Head injuries to car occupants in crashes on Australian roads are a major cause of death and permanent brain damage. Preventing impacts to the head and reducing the severity of the head impacts that do occur has the potential to save many lives and to reduce lifelong suffering by brain damaged individuals and those who have to care for them. This report evaluates the benefits that are likely to accrue from the use of padding materials to reduce the severity of the impact to the head.
The report begins with reference to the recent literature on car occupant head injuries. The range of possible head injury countermeasures is then reviewed briefly, with particular reference to padding the upper interior of the passenger compartment. Such padding, or other means of ensuring that the upper interior provides a specified level of head impact protection, will be required on some new cars in the United States in 1998 and all new cars by 2002. If a similar measure were to be adopted in Australia, it would be more than 15 years before half of the cars on the road provided the specified level of head protection. The development of some form of protective headwear, by comparison, would offer the occupants of all cars a way to reduce their risk of sustaining brain damage if involved in a road crash.
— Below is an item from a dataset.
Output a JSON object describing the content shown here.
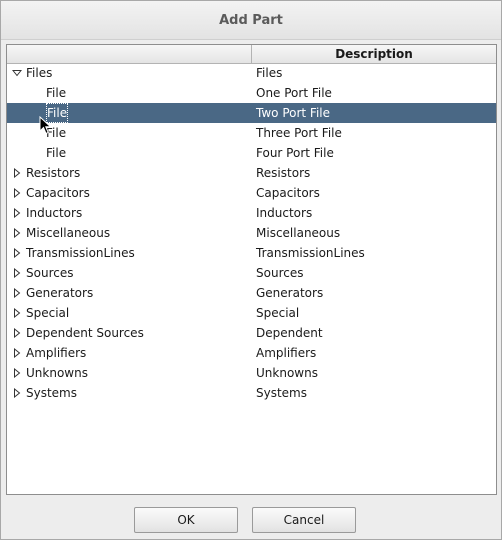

An analysis of factors related to head, neck and face injuries to car occupants follows, conducted by the Monash University Accident Research Centre (MUARC). The frequency with which various objects in the car cause injury to these body regions is listed, together with whether or not there was intrusion into the passenger compartment affecting the struck object. The role of contact with objects outside the car is also noted, although ejected occupants who had not been wearing a seat belt are not included in the data set. Drivers frequently sustained head injury from contact inside the vehicle with the steering assembly, door panel, instrument panel, roof and side window. The steering assembly was not a significant factor in head injuries to left front passengers. Contacts with A- and B-pillars and header and side rails were not frequently involved in head injuries to front seat occupants. This was thought to have been due to relatively high seat belt wearing rates.
The next section of the report presents the results of a detailed analysis of factors related to the occurrence of brain injury in three samples of crash involved car occupants studied by the NHMRC Road Accident Research Unit. On a case by case basis, selected characteristics of the injury to the brain are related to characteristics of the impact to the head and the object struck to identify those cases in which the provision of some means of energy absorption might reasonably be expected either to prevent or significantly reduce the severity of the injury to the brain in a similar crash. The results of this investigation indicate that there is considerable potential for reducing the severity and the consequences of impacts to the head by padding the upper interior of the passenger compartment. However, an even greater level of protection would be provided by the use of protective headwear.
Protective headwear, similar to a soft shell pedal cycle helmet, is estimated to be much more effective than padding the car in preventing cases of fatal brain injury and in improving the outcome in cases of severe brain injury. With each of these forms of protection the benefit appears likely to be greatest for cases which would otherwise sustain a brain injury of moderate severity (improved outcome in 40 and 25 per cent of cases respectively).
Headwear in the form of an energy absorbing head band covering the forehead and sides of the head would also provide a substantial level of protection (about half the benefits of a bicycle helmet).
In Chapter 4 the results of a Harm analysis are presented which estimate the likely financial community benefits which would be expected to come from the introduction of a range of countermeasures aimed at reducing head, neck and/or facial injuries to passenger car occupants involved in road crashes. "Harm" is a metric which estimates the societal cost of a given injury, taking into account the frequency with which that injury occurs as well as treatment, rehabilitation, loss of earnings, pain and suffering costs of injury. Obviously a Harm analysis needs to be based on a representative sample of crashes, as has been attempted in this report, if it is to yield nationally representative estimates.
The total annual benefit in terms of reduced Harm are estimated to be about $123 million for padding of the upper interior of the passenger compartment. The estimated benefit for protective headwear (in the form of a helmet) is between $380 million (assuming a fully airbag equipped fleet) and $500 million (assuming no vehicles with airbags). Estimated harm benefits are also given for other protective measures such as air bags alone, both front and side-mounted bags, and improved seat belt systems and penetration resistant side window glazing. The benefits are presented in terms of the savings per vehicle for two discount rates, 5 and 7 per cent. At the former discount rate the estimated benefit in savings of head and face Harm are $154 per car for padding of the upper interior, and $476 and $626 for protective headwear for cars with and without airbags.
Type: Research and Analysis Report
Sub Type: Consultant Report
Author(s): AJ McLean, BN Fildes, CN Kloeden, KH Digges, RWG Anderson, VM Moore, DA Simpson
Topics: Head, Injury, Occ protection
Publication Date: 01/08/97